The Philasia branch of the Society of Children’s Book Writers and Illustrators kicked off the new year with a speaker event featuring award-winning Filipino children’s book author and SCBWI member, Lara Saguisag.
The author of There’s a Duwende in My Brother’s Soup, Tonyo’s Wishes and Cat Eyes, and co-editor with April Yap of Nine Supernatural Stories, Laura Saguisag’s newest book, Children of Two Seasons: Poems for Young People, was published in December of 2007, after winning the 2006 Writing for Children Chapbook Series, a writing competition organized by the Writing Program of The New School University, in New York, known for its commitment to creative writing. The poems in the book, illustrated by emerging Filipino illustrator Hubert Fucio, describe the everyday adventures, thoughts and feelings of young children, as well as their take on simple things such as animal sounds, grandparents’ stories, etc.

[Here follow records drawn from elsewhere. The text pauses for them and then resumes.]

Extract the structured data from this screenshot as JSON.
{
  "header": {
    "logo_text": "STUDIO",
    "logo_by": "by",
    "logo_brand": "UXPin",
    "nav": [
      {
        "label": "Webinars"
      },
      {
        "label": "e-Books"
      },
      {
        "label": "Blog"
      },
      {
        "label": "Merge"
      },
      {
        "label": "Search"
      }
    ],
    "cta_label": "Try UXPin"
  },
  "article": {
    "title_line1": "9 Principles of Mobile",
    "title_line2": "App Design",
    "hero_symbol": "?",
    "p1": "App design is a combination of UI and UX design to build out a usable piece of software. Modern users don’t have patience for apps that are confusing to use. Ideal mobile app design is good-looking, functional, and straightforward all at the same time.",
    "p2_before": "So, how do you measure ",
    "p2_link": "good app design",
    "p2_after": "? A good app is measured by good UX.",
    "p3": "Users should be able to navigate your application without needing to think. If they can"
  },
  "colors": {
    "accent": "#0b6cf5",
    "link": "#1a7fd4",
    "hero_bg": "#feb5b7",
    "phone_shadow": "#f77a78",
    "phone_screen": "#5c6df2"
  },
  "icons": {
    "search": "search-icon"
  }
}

Held on January 7th at Fullybooked, a bookstore in Makati City, Philippines, Lara’s talk focused on exploring notions of childhood and “Filipino-ness” in Filipino’s children’s literature. When I asked Lara why this topic, she responded:
I spent the past three years writing in New York City. I was very excited to be there, but it slowly dawned on me that my idea of childhood was very different from that of my American peers, and how our writing for children was greatly affected by our different notions. Many of my classmates often thought I was writing “too young” for my intended age group, so I came to realize that that was because the children I knew in the Philippines seemed to me much more “dependent” than their American counterparts.
It may seem very obvious to state that children in the U.S. are different from children in the Philippines. I do feel, however, that many children’s book writers tend to assume that there is a “universal” kind of childhood (childhood as a happy time, free of labor and worries, a time for children to be protected), when, largely, this is a conception of childhood that began among Western middle-class families.
Lara, who is a Presidential Fellow at Rutgers University in New Jersey, NY, where she is completing her PhD in Childhood Studies, began her lecture with a simple question: “Who is the child?” (more…)